A WOMAN PRESIDENT - The Educational News, Friday June 20 1913

It is now a matter of common knowledge that Miss Elizabeth Fish, L.L.A., F.E.I.S., has been by a very large majority selected from four candidates for sole nomination to the annual general meeting in September as president of the Educational Institute of Scotland for the year 1913-1914.

As the annual general meeting has, under the rules and regulations, the ultimate say, irrespective of the voting which takes place annually, as to those who shall fill the presidentship and the vice-presidentship, and those who shall act on the council, we have carefully abstained from using in the present instance that otherwise useful word “elected” – although everyone knows that for all intents and purposes, the “election” which has just been completed settles the whole matter.

We therefore take it that Miss Fish is at this present moment as much and as really president for the next Institute year as she will be when she shall have been formally installed in office in September. Whatever the future may bring forth, it is therefore an indubitable fact that for the first time in the history of the Educational Institute since its foundation in 1847 a woman teacher is the recipient of the highest honour which can be conferred by teachers upon a teacher.

It may at first sight, in view of much that has happened in the past, be a matter to occasion surprise that such a thing should occur; to us it is a matter of surprise that it has not happened long ago. Consider the changed and ever-changing conditions under which the teaching profession stands in 1913 compared with those obtaining when the Institute was founded, for the first 25 years after its foundation, and for the remanent period of 40 years which completes the whole period under review.

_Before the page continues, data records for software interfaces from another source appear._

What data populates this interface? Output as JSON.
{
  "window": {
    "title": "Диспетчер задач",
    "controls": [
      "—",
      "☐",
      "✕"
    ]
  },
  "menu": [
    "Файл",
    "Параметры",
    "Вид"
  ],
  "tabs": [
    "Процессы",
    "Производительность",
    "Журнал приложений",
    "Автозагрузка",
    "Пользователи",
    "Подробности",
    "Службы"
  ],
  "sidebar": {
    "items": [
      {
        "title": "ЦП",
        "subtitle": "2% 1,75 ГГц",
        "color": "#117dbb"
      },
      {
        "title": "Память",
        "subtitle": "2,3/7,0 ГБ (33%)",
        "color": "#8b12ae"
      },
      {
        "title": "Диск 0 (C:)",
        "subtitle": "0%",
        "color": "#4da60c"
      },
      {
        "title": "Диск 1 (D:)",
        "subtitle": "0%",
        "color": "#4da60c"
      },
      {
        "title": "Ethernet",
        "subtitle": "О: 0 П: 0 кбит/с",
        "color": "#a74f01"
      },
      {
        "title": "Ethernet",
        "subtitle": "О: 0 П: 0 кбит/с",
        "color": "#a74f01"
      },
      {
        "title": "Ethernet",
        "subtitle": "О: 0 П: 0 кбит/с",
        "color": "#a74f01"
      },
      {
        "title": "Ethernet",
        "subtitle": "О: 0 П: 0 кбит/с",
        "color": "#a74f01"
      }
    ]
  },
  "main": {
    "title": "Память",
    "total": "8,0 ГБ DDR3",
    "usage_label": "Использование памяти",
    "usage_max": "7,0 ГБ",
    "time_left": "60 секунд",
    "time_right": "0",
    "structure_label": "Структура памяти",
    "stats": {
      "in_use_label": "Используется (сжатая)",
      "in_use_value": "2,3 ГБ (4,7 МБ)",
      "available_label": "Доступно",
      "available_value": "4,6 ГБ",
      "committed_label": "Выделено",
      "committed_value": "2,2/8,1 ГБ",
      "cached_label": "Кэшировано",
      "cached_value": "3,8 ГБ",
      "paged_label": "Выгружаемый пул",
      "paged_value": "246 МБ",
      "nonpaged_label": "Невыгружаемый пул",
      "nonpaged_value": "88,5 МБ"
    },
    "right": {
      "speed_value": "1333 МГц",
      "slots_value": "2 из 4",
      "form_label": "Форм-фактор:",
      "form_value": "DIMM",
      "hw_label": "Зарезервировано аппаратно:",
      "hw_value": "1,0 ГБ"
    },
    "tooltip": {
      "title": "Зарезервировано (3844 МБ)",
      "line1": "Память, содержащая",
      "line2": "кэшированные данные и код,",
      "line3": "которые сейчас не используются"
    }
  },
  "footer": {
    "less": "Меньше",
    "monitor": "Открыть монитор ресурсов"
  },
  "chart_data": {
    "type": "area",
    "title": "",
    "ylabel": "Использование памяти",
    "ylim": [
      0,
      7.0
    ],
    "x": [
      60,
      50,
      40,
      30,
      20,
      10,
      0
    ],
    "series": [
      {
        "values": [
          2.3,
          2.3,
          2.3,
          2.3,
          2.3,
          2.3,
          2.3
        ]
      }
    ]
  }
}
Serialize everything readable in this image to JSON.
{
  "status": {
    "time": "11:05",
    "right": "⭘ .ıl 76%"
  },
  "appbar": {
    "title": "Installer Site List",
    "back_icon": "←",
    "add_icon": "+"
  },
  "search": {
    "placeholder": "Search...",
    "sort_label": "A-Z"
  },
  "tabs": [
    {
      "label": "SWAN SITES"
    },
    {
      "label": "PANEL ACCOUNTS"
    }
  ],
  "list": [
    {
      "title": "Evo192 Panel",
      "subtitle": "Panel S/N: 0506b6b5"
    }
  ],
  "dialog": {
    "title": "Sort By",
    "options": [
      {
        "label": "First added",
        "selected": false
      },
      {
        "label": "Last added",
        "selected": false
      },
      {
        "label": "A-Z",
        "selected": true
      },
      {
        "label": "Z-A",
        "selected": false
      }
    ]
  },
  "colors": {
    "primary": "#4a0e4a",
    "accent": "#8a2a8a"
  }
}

When the Institute was founded in 1847, education was looked upon as a man’s work, not a woman’s. In making this broad statement we do no injustice to the “Ailies”, about whom distinguished authors write, and about whom Miss Fish lectures so acceptably, who, through the dual gateway of the “Carritch” and the Holy Bible, led their very youthful flock along the earlier stages of the paths of learning.

It is not wrong to say that prior to the passing of the great Education Act of 1872, women teachers were practically unknown in Scottish schools. But a change began in 1873, a change which is still in process, the end of which no-one can foresee. Few in number during the “seventies”, and comparatively few in the “eighties”, women have come into their own during the last 20 years to such a degree that in our schools they now outnumber the men by six to one. But in this development Scotland lags notoriously behind America, where, as regards both Canada and the United States, the schools are almost exclusively “manned” by women.

As we are convinced that school best fulfils its complex purposes which is most nearly a replica of the home, room for both the paternal and the maternal elements, and it will not be a good day for Scotland which finds men banished from the work of both primary and secondary education. Granting proper and reasonable inducements, such a break from the great traditions of the past need never be.

Nor is there room for the suggestion that there is a necessary element of antagonism in the matter. As Miss Fish has wisely said, there is no profession other than teaching in which men and women work side by side so harmoniously and with a view to the common good as in the teaching profession.

Long may this wholly satisfactory relationship continue. In the school and in the profession, men’s problems are women’s problems; neither group can be solved separately, both may reach solution through, as hitherto, concurrent action. For example, the shameful salaries paid to so many women teachers in rural and in some provincial town schools will not be raised to a fairly reasonable amount without the help of men teachers and of that great organisation which was founded by men and up to the present time has so largely been guided by men.

At the same time very valuable work has in recent years been done by the women members of the council – a band relatively few in numbers but strong in influence. This influence cannot but be enhanced by the advent of a woman president. We predict Miss Fish and for the Institute a useful and successful year’s work, and we are confident that not only the members of council but every member of the Institute will rally to support the first woman occupant of the presidential Chair.

Elizabeth Fish, elected the first woman president of the EIS in 1913, was also a “chairman” of Glasgow Local Association